══ Supplied records

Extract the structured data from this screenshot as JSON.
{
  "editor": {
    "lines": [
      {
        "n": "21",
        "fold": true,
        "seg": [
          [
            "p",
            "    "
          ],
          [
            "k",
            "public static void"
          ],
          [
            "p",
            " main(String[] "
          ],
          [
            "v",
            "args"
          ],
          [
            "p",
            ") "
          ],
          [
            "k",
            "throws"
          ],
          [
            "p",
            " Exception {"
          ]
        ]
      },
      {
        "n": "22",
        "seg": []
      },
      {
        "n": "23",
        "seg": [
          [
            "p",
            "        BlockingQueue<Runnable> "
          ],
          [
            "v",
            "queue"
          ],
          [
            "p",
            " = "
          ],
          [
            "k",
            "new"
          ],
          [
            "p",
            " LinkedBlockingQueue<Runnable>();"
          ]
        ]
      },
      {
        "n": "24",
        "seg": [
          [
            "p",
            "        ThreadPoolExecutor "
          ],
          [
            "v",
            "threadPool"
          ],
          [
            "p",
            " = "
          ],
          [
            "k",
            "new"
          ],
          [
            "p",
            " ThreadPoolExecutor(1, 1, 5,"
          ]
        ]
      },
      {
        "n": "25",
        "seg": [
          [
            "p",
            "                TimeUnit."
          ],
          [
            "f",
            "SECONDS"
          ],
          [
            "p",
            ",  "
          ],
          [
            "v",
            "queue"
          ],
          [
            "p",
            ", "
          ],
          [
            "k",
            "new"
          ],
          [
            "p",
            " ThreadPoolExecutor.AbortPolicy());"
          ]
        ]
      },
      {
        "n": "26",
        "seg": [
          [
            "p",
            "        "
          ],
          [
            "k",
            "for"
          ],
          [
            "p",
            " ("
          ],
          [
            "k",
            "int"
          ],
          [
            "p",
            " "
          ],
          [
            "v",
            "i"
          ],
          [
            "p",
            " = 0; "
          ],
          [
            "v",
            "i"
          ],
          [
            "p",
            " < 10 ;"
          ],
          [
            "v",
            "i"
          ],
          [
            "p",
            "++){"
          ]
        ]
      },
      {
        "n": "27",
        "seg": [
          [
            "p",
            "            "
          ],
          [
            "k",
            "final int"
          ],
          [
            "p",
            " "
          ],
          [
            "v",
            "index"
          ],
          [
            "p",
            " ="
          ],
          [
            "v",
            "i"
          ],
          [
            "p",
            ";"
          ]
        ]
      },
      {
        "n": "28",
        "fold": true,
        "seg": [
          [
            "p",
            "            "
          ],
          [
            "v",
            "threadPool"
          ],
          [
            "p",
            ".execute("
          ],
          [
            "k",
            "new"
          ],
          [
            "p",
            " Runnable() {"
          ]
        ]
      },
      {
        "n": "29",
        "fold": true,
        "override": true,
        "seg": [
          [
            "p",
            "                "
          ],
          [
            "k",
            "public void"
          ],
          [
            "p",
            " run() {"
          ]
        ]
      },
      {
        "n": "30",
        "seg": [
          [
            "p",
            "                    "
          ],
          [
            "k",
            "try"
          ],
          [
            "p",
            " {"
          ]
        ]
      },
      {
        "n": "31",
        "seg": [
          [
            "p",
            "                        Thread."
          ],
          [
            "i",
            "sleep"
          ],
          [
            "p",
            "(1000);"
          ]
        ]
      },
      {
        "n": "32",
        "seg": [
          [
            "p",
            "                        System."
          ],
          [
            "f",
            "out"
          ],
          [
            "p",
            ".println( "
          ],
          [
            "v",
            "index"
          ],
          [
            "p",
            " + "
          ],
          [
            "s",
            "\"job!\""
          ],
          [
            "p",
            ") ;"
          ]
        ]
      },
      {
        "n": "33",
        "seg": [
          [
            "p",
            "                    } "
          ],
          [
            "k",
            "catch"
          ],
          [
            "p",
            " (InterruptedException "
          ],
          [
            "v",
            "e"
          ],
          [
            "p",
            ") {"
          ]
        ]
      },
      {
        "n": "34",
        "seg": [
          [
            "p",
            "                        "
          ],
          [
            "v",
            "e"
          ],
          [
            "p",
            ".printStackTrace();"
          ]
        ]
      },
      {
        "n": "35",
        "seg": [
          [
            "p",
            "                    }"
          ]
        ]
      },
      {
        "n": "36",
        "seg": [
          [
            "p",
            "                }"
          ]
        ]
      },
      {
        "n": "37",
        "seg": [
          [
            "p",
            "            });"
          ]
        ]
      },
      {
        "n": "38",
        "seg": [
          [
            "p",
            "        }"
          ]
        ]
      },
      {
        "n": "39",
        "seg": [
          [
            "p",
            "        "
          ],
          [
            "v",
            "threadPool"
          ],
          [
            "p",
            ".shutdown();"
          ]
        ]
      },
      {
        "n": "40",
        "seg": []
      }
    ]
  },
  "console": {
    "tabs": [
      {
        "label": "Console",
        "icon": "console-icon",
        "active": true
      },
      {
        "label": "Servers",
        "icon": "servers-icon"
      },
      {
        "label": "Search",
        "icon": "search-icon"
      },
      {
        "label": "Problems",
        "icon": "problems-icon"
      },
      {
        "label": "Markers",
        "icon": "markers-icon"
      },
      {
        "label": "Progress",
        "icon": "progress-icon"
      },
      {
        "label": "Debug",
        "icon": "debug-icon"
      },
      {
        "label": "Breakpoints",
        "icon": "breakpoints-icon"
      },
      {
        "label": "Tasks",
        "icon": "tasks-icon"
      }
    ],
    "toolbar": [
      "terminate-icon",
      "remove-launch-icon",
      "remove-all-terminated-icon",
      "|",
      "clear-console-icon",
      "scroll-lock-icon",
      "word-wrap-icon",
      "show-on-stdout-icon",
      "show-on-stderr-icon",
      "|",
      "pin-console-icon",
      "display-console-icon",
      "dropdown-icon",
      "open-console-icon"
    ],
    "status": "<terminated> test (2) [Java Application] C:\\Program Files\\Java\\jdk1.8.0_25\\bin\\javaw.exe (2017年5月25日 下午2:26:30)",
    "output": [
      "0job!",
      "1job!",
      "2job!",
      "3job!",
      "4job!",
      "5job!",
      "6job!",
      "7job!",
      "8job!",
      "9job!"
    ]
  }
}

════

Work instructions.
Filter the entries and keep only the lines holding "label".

Result below.
        "label": "Console",
        "label": "Servers",
        "label": "Search",
        "label": "Problems",
        "label": "Markers",
        "label": "Progress",
        "label": "Debug",
        "label": "Breakpoints",
        "label": "Tasks",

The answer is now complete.